[DATASET EXCERPTS — start]
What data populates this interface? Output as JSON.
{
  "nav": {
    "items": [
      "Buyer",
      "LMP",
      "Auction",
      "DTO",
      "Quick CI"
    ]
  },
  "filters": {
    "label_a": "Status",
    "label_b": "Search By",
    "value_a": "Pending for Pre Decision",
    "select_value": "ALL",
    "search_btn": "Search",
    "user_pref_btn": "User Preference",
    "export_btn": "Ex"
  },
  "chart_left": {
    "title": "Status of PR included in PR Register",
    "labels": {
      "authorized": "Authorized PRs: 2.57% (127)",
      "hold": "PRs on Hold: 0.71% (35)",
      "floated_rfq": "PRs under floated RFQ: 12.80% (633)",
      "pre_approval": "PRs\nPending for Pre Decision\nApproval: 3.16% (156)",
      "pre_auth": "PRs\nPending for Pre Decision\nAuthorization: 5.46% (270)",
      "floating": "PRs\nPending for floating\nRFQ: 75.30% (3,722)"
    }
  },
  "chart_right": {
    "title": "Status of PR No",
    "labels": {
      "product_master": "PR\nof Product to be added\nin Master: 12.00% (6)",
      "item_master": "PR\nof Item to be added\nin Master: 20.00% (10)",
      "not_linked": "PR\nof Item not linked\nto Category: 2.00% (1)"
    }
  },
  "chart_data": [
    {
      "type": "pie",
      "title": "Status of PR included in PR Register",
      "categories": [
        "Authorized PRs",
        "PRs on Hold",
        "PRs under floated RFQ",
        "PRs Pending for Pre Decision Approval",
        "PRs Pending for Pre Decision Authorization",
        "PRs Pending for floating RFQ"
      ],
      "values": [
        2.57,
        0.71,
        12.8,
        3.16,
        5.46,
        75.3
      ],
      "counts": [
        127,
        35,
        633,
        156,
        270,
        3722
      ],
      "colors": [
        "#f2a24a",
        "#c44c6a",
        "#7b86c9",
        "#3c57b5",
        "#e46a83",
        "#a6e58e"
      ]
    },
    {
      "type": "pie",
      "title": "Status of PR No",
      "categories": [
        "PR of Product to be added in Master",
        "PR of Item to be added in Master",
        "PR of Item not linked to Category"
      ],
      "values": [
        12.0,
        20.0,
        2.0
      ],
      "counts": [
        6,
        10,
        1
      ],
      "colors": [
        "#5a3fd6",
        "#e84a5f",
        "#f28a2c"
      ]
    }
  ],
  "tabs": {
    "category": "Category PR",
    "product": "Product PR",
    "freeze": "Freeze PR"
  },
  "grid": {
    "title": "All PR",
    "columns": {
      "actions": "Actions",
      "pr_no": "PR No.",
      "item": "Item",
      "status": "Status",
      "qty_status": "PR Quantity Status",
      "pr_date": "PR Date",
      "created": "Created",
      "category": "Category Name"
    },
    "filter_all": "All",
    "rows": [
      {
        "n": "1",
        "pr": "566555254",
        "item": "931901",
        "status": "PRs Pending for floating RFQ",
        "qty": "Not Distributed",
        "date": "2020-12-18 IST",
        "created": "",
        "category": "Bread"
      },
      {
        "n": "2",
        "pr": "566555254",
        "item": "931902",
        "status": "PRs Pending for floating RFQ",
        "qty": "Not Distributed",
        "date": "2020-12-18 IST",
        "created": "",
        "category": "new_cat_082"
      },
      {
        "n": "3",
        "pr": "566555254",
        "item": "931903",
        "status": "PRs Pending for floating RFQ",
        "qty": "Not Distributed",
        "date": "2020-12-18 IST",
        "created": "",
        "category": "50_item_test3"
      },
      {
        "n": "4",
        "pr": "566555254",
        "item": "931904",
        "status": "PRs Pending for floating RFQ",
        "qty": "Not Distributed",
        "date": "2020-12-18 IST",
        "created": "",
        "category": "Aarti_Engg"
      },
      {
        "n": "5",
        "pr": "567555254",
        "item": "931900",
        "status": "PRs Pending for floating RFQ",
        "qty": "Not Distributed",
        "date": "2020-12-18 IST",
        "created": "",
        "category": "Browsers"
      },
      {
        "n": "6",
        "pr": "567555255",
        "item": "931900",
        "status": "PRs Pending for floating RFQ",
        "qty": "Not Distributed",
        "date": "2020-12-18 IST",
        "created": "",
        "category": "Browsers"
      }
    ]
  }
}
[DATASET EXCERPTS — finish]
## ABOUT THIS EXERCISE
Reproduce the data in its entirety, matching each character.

## OUTPUT
What data populates this interface? Output as JSON.
{
  "nav": {
    "items": [
      "Buyer",
      "LMP",
      "Auction",
      "DTO",
      "Quick CI"
    ]
  },
  "filters": {
    "label_a": "Status",
    "label_b": "Search By",
    "value_a": "Pending for Pre Decision",
    "select_value": "ALL",
    "search_btn": "Search",
    "user_pref_btn": "User Preference",
    "export_btn": "Ex"
  },
  "chart_left": {
    "title": "Status of PR included in PR Register",
    "labels": {
      "authorized": "Authorized PRs: 2.57% (127)",
      "hold": "PRs on Hold: 0.71% (35)",
      "floated_rfq": "PRs under floated RFQ: 12.80% (633)",
      "pre_approval": "PRs\nPending for Pre Decision\nApproval: 3.16% (156)",
      "pre_auth": "PRs\nPending for Pre Decision\nAuthorization: 5.46% (270)",
      "floating": "PRs\nPending for floating\nRFQ: 75.30% (3,722)"
    }
  },
  "chart_right": {
    "title": "Status of PR No",
    "labels": {
      "product_master": "PR\nof Product to be added\nin Master: 12.00% (6)",
      "item_master": "PR\nof Item to be added\nin Master: 20.00% (10)",
      "not_linked": "PR\nof Item not linked\nto Category: 2.00% (1)"
    }
  },
  "chart_data": [
    {
      "type": "pie",
      "title": "Status of PR included in PR Register",
      "categories": [
        "Authorized PRs",
        "PRs on Hold",
        "PRs under floated RFQ",
        "PRs Pending for Pre Decision Approval",
        "PRs Pending for Pre Decision Authorization",
        "PRs Pending for floating RFQ"
      ],
      "values": [
        2.57,
        0.71,
        12.8,
        3.16,
        5.46,
        75.3
      ],
      "counts": [
        127,
        35,
        633,
        156,
        270,
        3722
      ],
      "colors": [
        "#f2a24a",
        "#c44c6a",
        "#7b86c9",
        "#3c57b5",
        "#e46a83",
        "#a6e58e"
      ]
    },
    {
      "type": "pie",
      "title": "Status of PR No",
      "categories": [
        "PR of Product to be added in Master",
        "PR of Item to be added in Master",
        "PR of Item not linked to Category"
      ],
      "values": [
        12.0,
        20.0,
        2.0
      ],
      "counts": [
        6,
        10,
        1
      ],
      "colors": [
        "#5a3fd6",
        "#e84a5f",
        "#f28a2c"
      ]
    }
  ],
  "tabs": {
    "category": "Category PR",
    "product": "Product PR",
    "freeze": "Freeze PR"
  },
  "grid": {
    "title": "All PR",
    "columns": {
      "actions": "Actions",
      "pr_no": "PR No.",
      "item": "Item",
      "status": "Status",
      "qty_status": "PR Quantity Status",
      "pr_date": "PR Date",
      "created": "Created",
      "category": "Category Name"
    },
    "filter_all": "All",
    "rows": [
      {
        "n": "1",
        "pr": "566555254",
        "item": "931901",
        "status": "PRs Pending for floating RFQ",
        "qty": "Not Distributed",
        "date": "2020-12-18 IST",
        "created": "",
        "category": "Bread"
      },
      {
        "n": "2",
        "pr": "566555254",
        "item": "931902",
        "status": "PRs Pending for floating RFQ",
        "qty": "Not Distributed",
        "date": "2020-12-18 IST",
        "created": "",
        "category": "new_cat_082"
      },
      {
        "n": "3",
        "pr": "566555254",
        "item": "931903",
        "status": "PRs Pending for floating RFQ",
        "qty": "Not Distributed",
        "date": "2020-12-18 IST",
        "created": "",
        "category": "50_item_test3"
      },
      {
        "n": "4",
        "pr": "566555254",
        "item": "931904",
        "status": "PRs Pending for floating RFQ",
        "qty": "Not Distributed",
        "date": "2020-12-18 IST",
        "created": "",
        "category": "Aarti_Engg"
      },
      {
        "n": "5",
        "pr": "567555254",
        "item": "931900",
        "status": "PRs Pending for floating RFQ",
        "qty": "Not Distributed",
        "date": "2020-12-18 IST",
        "created": "",
        "category": "Browsers"
      },
      {
        "n": "6",
        "pr": "567555255",
        "item": "931900",
        "status": "PRs Pending for floating RFQ",
        "qty": "Not Distributed",
        "date": "2020-12-18 IST",
        "created": "",
        "category": "Browsers"
      }
    ]
  }
}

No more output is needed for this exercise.